There’s been a lot of talk about “fixing” Obamacare lately. Here’s my two-step plan:
- Increase the subsidy levels.
- Increase the penalty for not buying insurance.
That would pretty much do it. I could add lots of other small-bore things that need some tweaking, but why bother? These two things would do most of the job—and Republicans will never agree to them. They won’t agree to any of the small-bore stuff either. So take your pick. You can support a detailed 11-point plan for Obamacare that will never get passed, or you can support my 11-word plan that will also never get passed.
But since we’re all lightweight wonks around here, we should take a guess at how much we need to change the subsidy and penalty levels to make everything work. Basically, Obamacare’s big problem is that not enough young people are ponying up for insurance. To fix this, we need to get to a point where it’s cheaper for young people to buy insurance than it is to pay the penalty. This can be done by either increasing subsidies or increasing the penalty. Here’s my swag at what it would take:

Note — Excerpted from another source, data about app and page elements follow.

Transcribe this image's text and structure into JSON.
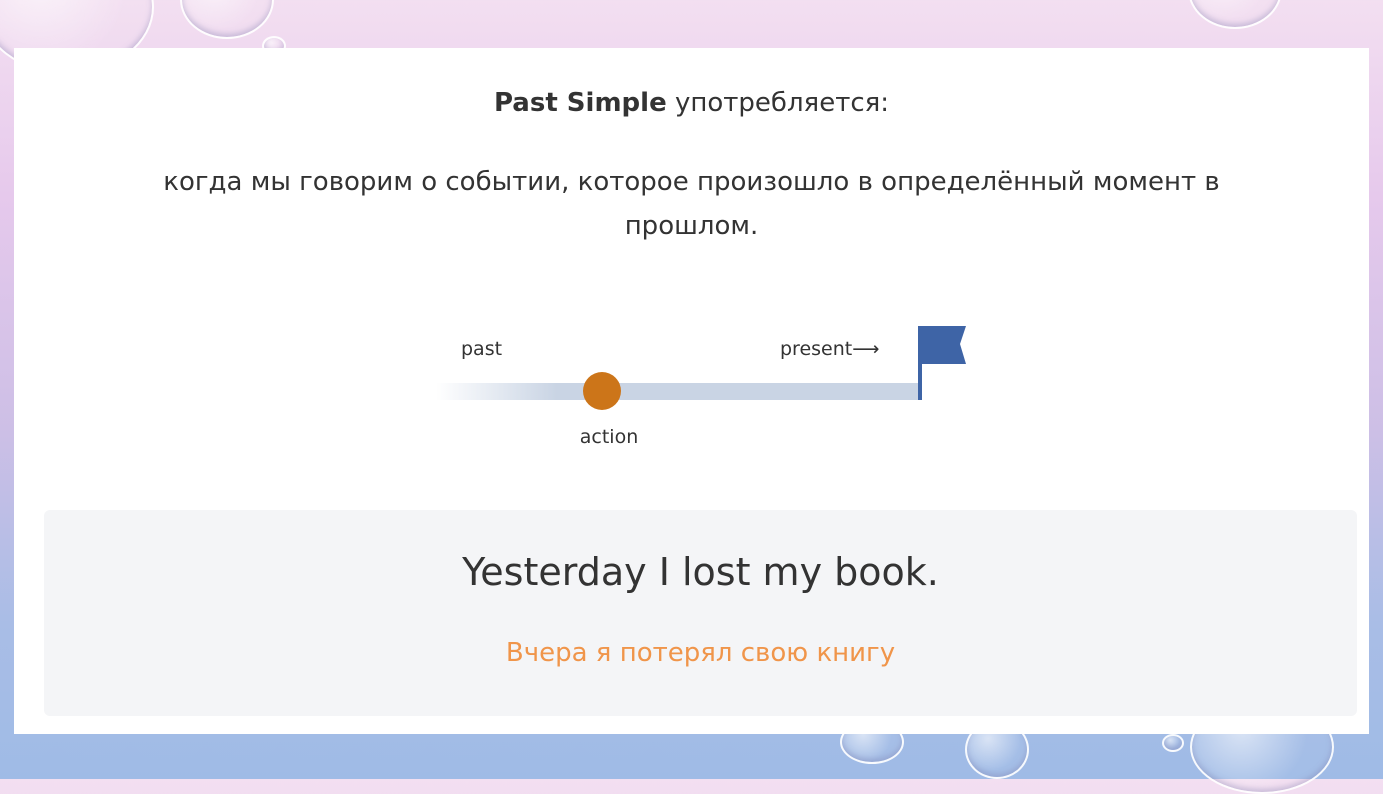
{
  "heading": {
    "term": "Past Simple",
    "rest": " употребляется:"
  },
  "description": "когда мы говорим о событии, которое произошло в определённый момент в прошлом.",
  "timeline": {
    "past_label": "past",
    "present_label": "present⟶",
    "action_label": "action",
    "colors": {
      "line": "#c9d4e4",
      "dot": "#cc7519",
      "flag": "#3e64a6",
      "text": "#333333"
    }
  },
  "example": {
    "english": "Yesterday I lost my book.",
    "russian": "Вчера я потерял свою книгу"
  }
}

You could increase subsidies by 100 percent and leave the penalty alone, or you could increase the penalty 250 percent and leave the subsidies alone. Or you can pick any point in between.
In reality, you could probably get by with smaller numbers, since nearly everyone will sign up if the penalty is within shouting distance of the net premium cost. You don’t have to literally make the penalty as high as the premium cost. I also assumed silver coverage in this chart, and you can assume lower numbers if you’re happy with kids buying bronze coverage.1

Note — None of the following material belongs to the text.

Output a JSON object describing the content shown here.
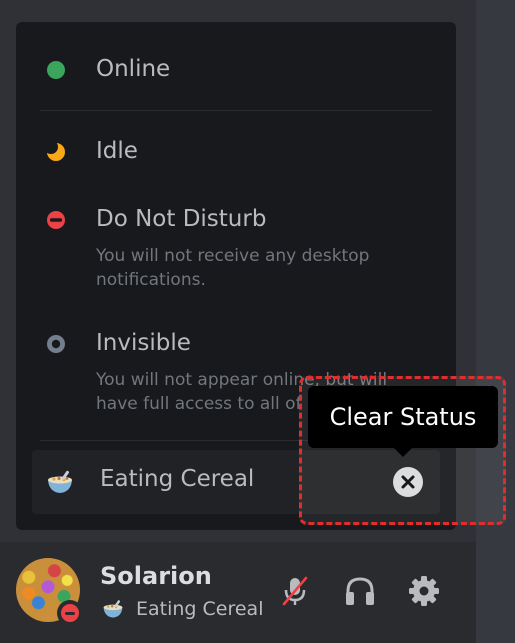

Anyway, that’s it. This chart is my proposed Obamacare reform. It represents something of an upper bound, and I imagine that someone who has actual working knowledge of all this stuff could do a lot better. Call your congressman today and demand that this chart be made into law.
1I’m not, especially, which is why I went with silver.